*Action item*
Please repeat each of the records that follow, exactly as written.

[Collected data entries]
+++

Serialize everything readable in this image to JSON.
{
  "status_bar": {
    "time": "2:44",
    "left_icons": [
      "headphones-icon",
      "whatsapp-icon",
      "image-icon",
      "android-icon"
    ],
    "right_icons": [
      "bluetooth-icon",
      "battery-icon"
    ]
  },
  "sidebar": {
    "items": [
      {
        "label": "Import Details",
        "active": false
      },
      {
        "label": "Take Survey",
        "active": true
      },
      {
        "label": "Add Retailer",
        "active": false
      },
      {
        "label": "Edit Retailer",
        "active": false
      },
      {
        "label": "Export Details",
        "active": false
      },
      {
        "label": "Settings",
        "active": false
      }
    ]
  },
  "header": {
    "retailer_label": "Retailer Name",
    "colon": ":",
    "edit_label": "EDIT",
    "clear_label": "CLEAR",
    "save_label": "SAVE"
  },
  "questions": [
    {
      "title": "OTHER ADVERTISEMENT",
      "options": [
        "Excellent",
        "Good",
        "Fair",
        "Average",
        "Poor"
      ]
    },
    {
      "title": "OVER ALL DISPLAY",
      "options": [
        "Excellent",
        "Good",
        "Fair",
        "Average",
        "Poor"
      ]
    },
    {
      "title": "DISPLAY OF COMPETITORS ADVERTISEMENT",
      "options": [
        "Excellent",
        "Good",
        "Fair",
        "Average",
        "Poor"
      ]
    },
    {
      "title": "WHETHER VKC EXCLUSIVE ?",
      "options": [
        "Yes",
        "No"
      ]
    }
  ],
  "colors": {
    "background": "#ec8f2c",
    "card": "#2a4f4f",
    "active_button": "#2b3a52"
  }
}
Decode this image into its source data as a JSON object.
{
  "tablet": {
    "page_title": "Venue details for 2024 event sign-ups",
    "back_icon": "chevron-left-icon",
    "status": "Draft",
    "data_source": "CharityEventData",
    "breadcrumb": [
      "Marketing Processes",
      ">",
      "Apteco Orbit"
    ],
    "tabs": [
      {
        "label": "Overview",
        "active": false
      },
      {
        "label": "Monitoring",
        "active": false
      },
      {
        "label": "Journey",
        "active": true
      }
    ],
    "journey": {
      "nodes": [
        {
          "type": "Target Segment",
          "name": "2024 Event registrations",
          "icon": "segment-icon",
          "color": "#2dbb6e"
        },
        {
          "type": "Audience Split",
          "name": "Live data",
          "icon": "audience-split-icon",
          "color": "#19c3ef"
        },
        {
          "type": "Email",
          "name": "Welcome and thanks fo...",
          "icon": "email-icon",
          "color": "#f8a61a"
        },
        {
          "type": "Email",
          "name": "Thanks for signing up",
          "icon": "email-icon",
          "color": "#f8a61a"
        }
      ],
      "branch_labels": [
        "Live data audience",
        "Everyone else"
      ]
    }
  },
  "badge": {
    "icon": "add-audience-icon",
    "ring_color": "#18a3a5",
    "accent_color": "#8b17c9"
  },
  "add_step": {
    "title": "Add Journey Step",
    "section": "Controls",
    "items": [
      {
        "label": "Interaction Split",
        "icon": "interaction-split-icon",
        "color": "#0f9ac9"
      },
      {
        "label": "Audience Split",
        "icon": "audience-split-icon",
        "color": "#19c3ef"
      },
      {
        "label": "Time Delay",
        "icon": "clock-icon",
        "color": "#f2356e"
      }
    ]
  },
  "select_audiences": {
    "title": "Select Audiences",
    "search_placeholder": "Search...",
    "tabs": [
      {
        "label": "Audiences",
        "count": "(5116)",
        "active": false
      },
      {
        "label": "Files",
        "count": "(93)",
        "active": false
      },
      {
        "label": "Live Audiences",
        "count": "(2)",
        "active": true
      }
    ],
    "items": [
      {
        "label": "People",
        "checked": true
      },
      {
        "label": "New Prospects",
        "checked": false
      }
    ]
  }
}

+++

*Expected answer*
Serialize everything readable in this image to JSON.
{
  "status_bar": {
    "time": "2:44",
    "left_icons": [
      "headphones-icon",
      "whatsapp-icon",
      "image-icon",
      "android-icon"
    ],
    "right_icons": [
      "bluetooth-icon",
      "battery-icon"
    ]
  },
  "sidebar": {
    "items": [
      {
        "label": "Import Details",
        "active": false
      },
      {
        "label": "Take Survey",
        "active": true
      },
      {
        "label": "Add Retailer",
        "active": false
      },
      {
        "label": "Edit Retailer",
        "active": false
      },
      {
        "label": "Export Details",
        "active": false
      },
      {
        "label": "Settings",
        "active": false
      }
    ]
  },
  "header": {
    "retailer_label": "Retailer Name",
    "colon": ":",
    "edit_label": "EDIT",
    "clear_label": "CLEAR",
    "save_label": "SAVE"
  },
  "questions": [
    {
      "title": "OTHER ADVERTISEMENT",
      "options": [
        "Excellent",
        "Good",
        "Fair",
        "Average",
        "Poor"
      ]
    },
    {
      "title": "OVER ALL DISPLAY",
      "options": [
        "Excellent",
        "Good",
        "Fair",
        "Average",
        "Poor"
      ]
    },
    {
      "title": "DISPLAY OF COMPETITORS ADVERTISEMENT",
      "options": [
        "Excellent",
        "Good",
        "Fair",
        "Average",
        "Poor"
      ]
    },
    {
      "title": "WHETHER VKC EXCLUSIVE ?",
      "options": [
        "Yes",
        "No"
      ]
    }
  ],
  "colors": {
    "background": "#ec8f2c",
    "card": "#2a4f4f",
    "active_button": "#2b3a52"
  }
}
Decode this image into its source data as a JSON object.
{
  "tablet": {
    "page_title": "Venue details for 2024 event sign-ups",
    "back_icon": "chevron-left-icon",
    "status": "Draft",
    "data_source": "CharityEventData",
    "breadcrumb": [
      "Marketing Processes",
      ">",
      "Apteco Orbit"
    ],
    "tabs": [
      {
        "label": "Overview",
        "active": false
      },
      {
        "label": "Monitoring",
        "active": false
      },
      {
        "label": "Journey",
        "active": true
      }
    ],
    "journey": {
      "nodes": [
        {
          "type": "Target Segment",
          "name": "2024 Event registrations",
          "icon": "segment-icon",
          "color": "#2dbb6e"
        },
        {
          "type": "Audience Split",
          "name": "Live data",
          "icon": "audience-split-icon",
          "color": "#19c3ef"
        },
        {
          "type": "Email",
          "name": "Welcome and thanks fo...",
          "icon": "email-icon",
          "color": "#f8a61a"
        },
        {
          "type": "Email",
          "name": "Thanks for signing up",
          "icon": "email-icon",
          "color": "#f8a61a"
        }
      ],
      "branch_labels": [
        "Live data audience",
        "Everyone else"
      ]
    }
  },
  "badge": {
    "icon": "add-audience-icon",
    "ring_color": "#18a3a5",
    "accent_color": "#8b17c9"
  },
  "add_step": {
    "title": "Add Journey Step",
    "section": "Controls",
    "items": [
      {
        "label": "Interaction Split",
        "icon": "interaction-split-icon",
        "color": "#0f9ac9"
      },
      {
        "label": "Audience Split",
        "icon": "audience-split-icon",
        "color": "#19c3ef"
      },
      {
        "label": "Time Delay",
        "icon": "clock-icon",
        "color": "#f2356e"
      }
    ]
  },
  "select_audiences": {
    "title": "Select Audiences",
    "search_placeholder": "Search...",
    "tabs": [
      {
        "label": "Audiences",
        "count": "(5116)",
        "active": false
      },
      {
        "label": "Files",
        "count": "(93)",
        "active": false
      },
      {
        "label": "Live Audiences",
        "count": "(2)",
        "active": true
      }
    ],
    "items": [
      {
        "label": "People",
        "checked": true
      },
      {
        "label": "New Prospects",
        "checked": false
      }
    ]
  }
}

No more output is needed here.